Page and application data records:
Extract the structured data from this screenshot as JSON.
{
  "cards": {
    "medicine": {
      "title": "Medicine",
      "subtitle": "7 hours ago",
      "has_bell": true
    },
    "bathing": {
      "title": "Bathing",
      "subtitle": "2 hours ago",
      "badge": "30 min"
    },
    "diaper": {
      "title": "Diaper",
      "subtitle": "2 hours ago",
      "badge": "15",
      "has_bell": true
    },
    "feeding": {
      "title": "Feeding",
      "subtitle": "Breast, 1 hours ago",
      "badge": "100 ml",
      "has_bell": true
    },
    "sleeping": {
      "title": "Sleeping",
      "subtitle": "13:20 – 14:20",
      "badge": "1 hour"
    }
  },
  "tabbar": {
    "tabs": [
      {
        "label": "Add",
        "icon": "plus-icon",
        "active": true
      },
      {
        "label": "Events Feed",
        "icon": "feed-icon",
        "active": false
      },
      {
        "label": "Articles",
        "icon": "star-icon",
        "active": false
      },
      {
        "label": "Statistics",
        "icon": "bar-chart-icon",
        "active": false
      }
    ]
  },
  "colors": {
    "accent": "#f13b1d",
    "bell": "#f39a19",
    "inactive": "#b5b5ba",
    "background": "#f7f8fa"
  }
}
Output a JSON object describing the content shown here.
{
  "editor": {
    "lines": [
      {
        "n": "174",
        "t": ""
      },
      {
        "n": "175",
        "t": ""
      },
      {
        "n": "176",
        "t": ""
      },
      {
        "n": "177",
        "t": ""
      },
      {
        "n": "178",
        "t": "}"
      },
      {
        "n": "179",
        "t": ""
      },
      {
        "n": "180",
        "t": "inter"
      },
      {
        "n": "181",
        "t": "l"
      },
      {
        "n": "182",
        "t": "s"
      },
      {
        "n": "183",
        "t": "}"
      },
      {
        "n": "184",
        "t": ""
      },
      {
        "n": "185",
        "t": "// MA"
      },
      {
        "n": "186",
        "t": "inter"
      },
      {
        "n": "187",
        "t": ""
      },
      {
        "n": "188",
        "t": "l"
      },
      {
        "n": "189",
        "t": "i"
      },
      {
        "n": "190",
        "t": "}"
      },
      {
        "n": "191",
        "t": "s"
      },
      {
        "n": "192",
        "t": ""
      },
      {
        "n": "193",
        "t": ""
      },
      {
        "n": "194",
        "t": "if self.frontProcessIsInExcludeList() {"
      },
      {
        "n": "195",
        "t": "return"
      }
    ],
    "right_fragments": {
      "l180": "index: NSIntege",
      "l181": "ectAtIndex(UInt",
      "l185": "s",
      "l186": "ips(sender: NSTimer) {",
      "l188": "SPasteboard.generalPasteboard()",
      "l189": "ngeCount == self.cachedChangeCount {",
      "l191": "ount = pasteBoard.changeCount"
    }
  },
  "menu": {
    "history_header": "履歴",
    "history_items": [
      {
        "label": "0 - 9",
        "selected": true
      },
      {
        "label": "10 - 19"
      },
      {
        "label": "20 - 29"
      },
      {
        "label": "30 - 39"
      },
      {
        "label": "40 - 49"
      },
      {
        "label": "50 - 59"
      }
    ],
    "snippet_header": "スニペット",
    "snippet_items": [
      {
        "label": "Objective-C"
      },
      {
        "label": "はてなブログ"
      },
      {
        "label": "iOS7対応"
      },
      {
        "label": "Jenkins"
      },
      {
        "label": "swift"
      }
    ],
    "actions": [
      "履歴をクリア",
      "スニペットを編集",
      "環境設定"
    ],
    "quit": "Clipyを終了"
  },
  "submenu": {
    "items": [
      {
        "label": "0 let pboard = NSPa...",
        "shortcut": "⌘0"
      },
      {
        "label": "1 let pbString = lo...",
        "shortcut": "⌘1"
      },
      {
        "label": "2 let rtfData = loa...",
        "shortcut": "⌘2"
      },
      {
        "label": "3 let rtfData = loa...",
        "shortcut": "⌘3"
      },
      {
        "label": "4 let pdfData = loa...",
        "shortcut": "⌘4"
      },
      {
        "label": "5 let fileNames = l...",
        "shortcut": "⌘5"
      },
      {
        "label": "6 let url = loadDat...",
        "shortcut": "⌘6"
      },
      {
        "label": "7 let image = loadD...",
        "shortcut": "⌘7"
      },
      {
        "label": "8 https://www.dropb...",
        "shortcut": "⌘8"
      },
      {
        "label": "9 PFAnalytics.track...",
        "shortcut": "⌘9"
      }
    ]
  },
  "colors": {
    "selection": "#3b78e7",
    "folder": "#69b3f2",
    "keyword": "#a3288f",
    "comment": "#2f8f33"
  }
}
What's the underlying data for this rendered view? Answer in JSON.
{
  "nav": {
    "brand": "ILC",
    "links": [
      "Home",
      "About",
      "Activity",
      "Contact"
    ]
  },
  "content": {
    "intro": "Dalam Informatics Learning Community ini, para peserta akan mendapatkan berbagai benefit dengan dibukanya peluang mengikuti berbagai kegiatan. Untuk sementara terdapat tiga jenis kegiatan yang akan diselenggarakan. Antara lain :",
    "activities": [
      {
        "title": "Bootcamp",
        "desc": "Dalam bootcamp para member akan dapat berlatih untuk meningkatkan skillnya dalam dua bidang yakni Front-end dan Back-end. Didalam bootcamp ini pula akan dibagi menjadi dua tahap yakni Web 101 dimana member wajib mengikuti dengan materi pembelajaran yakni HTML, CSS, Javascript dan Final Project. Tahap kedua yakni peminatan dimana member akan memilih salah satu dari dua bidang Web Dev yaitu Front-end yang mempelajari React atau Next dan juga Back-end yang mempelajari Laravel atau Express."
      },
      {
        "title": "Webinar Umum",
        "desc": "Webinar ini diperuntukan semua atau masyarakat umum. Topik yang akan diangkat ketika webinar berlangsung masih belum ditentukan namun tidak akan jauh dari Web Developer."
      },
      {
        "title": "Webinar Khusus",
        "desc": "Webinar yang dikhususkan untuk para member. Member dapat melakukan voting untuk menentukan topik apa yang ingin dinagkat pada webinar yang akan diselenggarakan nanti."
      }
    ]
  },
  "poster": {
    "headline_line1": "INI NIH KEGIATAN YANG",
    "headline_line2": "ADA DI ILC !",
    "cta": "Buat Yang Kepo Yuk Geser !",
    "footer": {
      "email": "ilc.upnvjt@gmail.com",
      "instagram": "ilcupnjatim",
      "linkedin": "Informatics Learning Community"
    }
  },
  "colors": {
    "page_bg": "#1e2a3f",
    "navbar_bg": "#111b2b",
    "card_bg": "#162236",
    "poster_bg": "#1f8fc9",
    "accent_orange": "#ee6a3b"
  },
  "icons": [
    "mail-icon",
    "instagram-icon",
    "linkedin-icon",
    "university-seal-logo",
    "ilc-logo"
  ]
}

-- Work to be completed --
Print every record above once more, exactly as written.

-- Reply --
Extract the structured data from this screenshot as JSON.
{
  "cards": {
    "medicine": {
      "title": "Medicine",
      "subtitle": "7 hours ago",
      "has_bell": true
    },
    "bathing": {
      "title": "Bathing",
      "subtitle": "2 hours ago",
      "badge": "30 min"
    },
    "diaper": {
      "title": "Diaper",
      "subtitle": "2 hours ago",
      "badge": "15",
      "has_bell": true
    },
    "feeding": {
      "title": "Feeding",
      "subtitle": "Breast, 1 hours ago",
      "badge": "100 ml",
      "has_bell": true
    },
    "sleeping": {
      "title": "Sleeping",
      "subtitle": "13:20 – 14:20",
      "badge": "1 hour"
    }
  },
  "tabbar": {
    "tabs": [
      {
        "label": "Add",
        "icon": "plus-icon",
        "active": true
      },
      {
        "label": "Events Feed",
        "icon": "feed-icon",
        "active": false
      },
      {
        "label": "Articles",
        "icon": "star-icon",
        "active": false
      },
      {
        "label": "Statistics",
        "icon": "bar-chart-icon",
        "active": false
      }
    ]
  },
  "colors": {
    "accent": "#f13b1d",
    "bell": "#f39a19",
    "inactive": "#b5b5ba",
    "background": "#f7f8fa"
  }
}
Output a JSON object describing the content shown here.
{
  "editor": {
    "lines": [
      {
        "n": "174",
        "t": ""
      },
      {
        "n": "175",
        "t": ""
      },
      {
        "n": "176",
        "t": ""
      },
      {
        "n": "177",
        "t": ""
      },
      {
        "n": "178",
        "t": "}"
      },
      {
        "n": "179",
        "t": ""
      },
      {
        "n": "180",
        "t": "inter"
      },
      {
        "n": "181",
        "t": "l"
      },
      {
        "n": "182",
        "t": "s"
      },
      {
        "n": "183",
        "t": "}"
      },
      {
        "n": "184",
        "t": ""
      },
      {
        "n": "185",
        "t": "// MA"
      },
      {
        "n": "186",
        "t": "inter"
      },
      {
        "n": "187",
        "t": ""
      },
      {
        "n": "188",
        "t": "l"
      },
      {
        "n": "189",
        "t": "i"
      },
      {
        "n": "190",
        "t": "}"
      },
      {
        "n": "191",
        "t": "s"
      },
      {
        "n": "192",
        "t": ""
      },
      {
        "n": "193",
        "t": ""
      },
      {
        "n": "194",
        "t": "if self.frontProcessIsInExcludeList() {"
      },
      {
        "n": "195",
        "t": "return"
      }
    ],
    "right_fragments": {
      "l180": "index: NSIntege",
      "l181": "ectAtIndex(UInt",
      "l185": "s",
      "l186": "ips(sender: NSTimer) {",
      "l188": "SPasteboard.generalPasteboard()",
      "l189": "ngeCount == self.cachedChangeCount {",
      "l191": "ount = pasteBoard.changeCount"
    }
  },
  "menu": {
    "history_header": "履歴",
    "history_items": [
      {
        "label": "0 - 9",
        "selected": true
      },
      {
        "label": "10 - 19"
      },
      {
        "label": "20 - 29"
      },
      {
        "label": "30 - 39"
      },
      {
        "label": "40 - 49"
      },
      {
        "label": "50 - 59"
      }
    ],
    "snippet_header": "スニペット",
    "snippet_items": [
      {
        "label": "Objective-C"
      },
      {
        "label": "はてなブログ"
      },
      {
        "label": "iOS7対応"
      },
      {
        "label": "Jenkins"
      },
      {
        "label": "swift"
      }
    ],
    "actions": [
      "履歴をクリア",
      "スニペットを編集",
      "環境設定"
    ],
    "quit": "Clipyを終了"
  },
  "submenu": {
    "items": [
      {
        "label": "0 let pboard = NSPa...",
        "shortcut": "⌘0"
      },
      {
        "label": "1 let pbString = lo...",
        "shortcut": "⌘1"
      },
      {
        "label": "2 let rtfData = loa...",
        "shortcut": "⌘2"
      },
      {
        "label": "3 let rtfData = loa...",
        "shortcut": "⌘3"
      },
      {
        "label": "4 let pdfData = loa...",
        "shortcut": "⌘4"
      },
      {
        "label": "5 let fileNames = l...",
        "shortcut": "⌘5"
      },
      {
        "label": "6 let url = loadDat...",
        "shortcut": "⌘6"
      },
      {
        "label": "7 let image = loadD...",
        "shortcut": "⌘7"
      },
      {
        "label": "8 https://www.dropb...",
        "shortcut": "⌘8"
      },
      {
        "label": "9 PFAnalytics.track...",
        "shortcut": "⌘9"
      }
    ]
  },
  "colors": {
    "selection": "#3b78e7",
    "folder": "#69b3f2",
    "keyword": "#a3288f",
    "comment": "#2f8f33"
  }
}
What's the underlying data for this rendered view? Answer in JSON.
{
  "nav": {
    "brand": "ILC",
    "links": [
      "Home",
      "About",
      "Activity",
      "Contact"
    ]
  },
  "content": {
    "intro": "Dalam Informatics Learning Community ini, para peserta akan mendapatkan berbagai benefit dengan dibukanya peluang mengikuti berbagai kegiatan. Untuk sementara terdapat tiga jenis kegiatan yang akan diselenggarakan. Antara lain :",
    "activities": [
      {
        "title": "Bootcamp",
        "desc": "Dalam bootcamp para member akan dapat berlatih untuk meningkatkan skillnya dalam dua bidang yakni Front-end dan Back-end. Didalam bootcamp ini pula akan dibagi menjadi dua tahap yakni Web 101 dimana member wajib mengikuti dengan materi pembelajaran yakni HTML, CSS, Javascript dan Final Project. Tahap kedua yakni peminatan dimana member akan memilih salah satu dari dua bidang Web Dev yaitu Front-end yang mempelajari React atau Next dan juga Back-end yang mempelajari Laravel atau Express."
      },
      {
        "title": "Webinar Umum",
        "desc": "Webinar ini diperuntukan semua atau masyarakat umum. Topik yang akan diangkat ketika webinar berlangsung masih belum ditentukan namun tidak akan jauh dari Web Developer."
      },
      {
        "title": "Webinar Khusus",
        "desc": "Webinar yang dikhususkan untuk para member. Member dapat melakukan voting untuk menentukan topik apa yang ingin dinagkat pada webinar yang akan diselenggarakan nanti."
      }
    ]
  },
  "poster": {
    "headline_line1": "INI NIH KEGIATAN YANG",
    "headline_line2": "ADA DI ILC !",
    "cta": "Buat Yang Kepo Yuk Geser !",
    "footer": {
      "email": "ilc.upnvjt@gmail.com",
      "instagram": "ilcupnjatim",
      "linkedin": "Informatics Learning Community"
    }
  },
  "colors": {
    "page_bg": "#1e2a3f",
    "navbar_bg": "#111b2b",
    "card_bg": "#162236",
    "poster_bg": "#1f8fc9",
    "accent_orange": "#ee6a3b"
  },
  "icons": [
    "mail-icon",
    "instagram-icon",
    "linkedin-icon",
    "university-seal-logo",
    "ilc-logo"
  ]
}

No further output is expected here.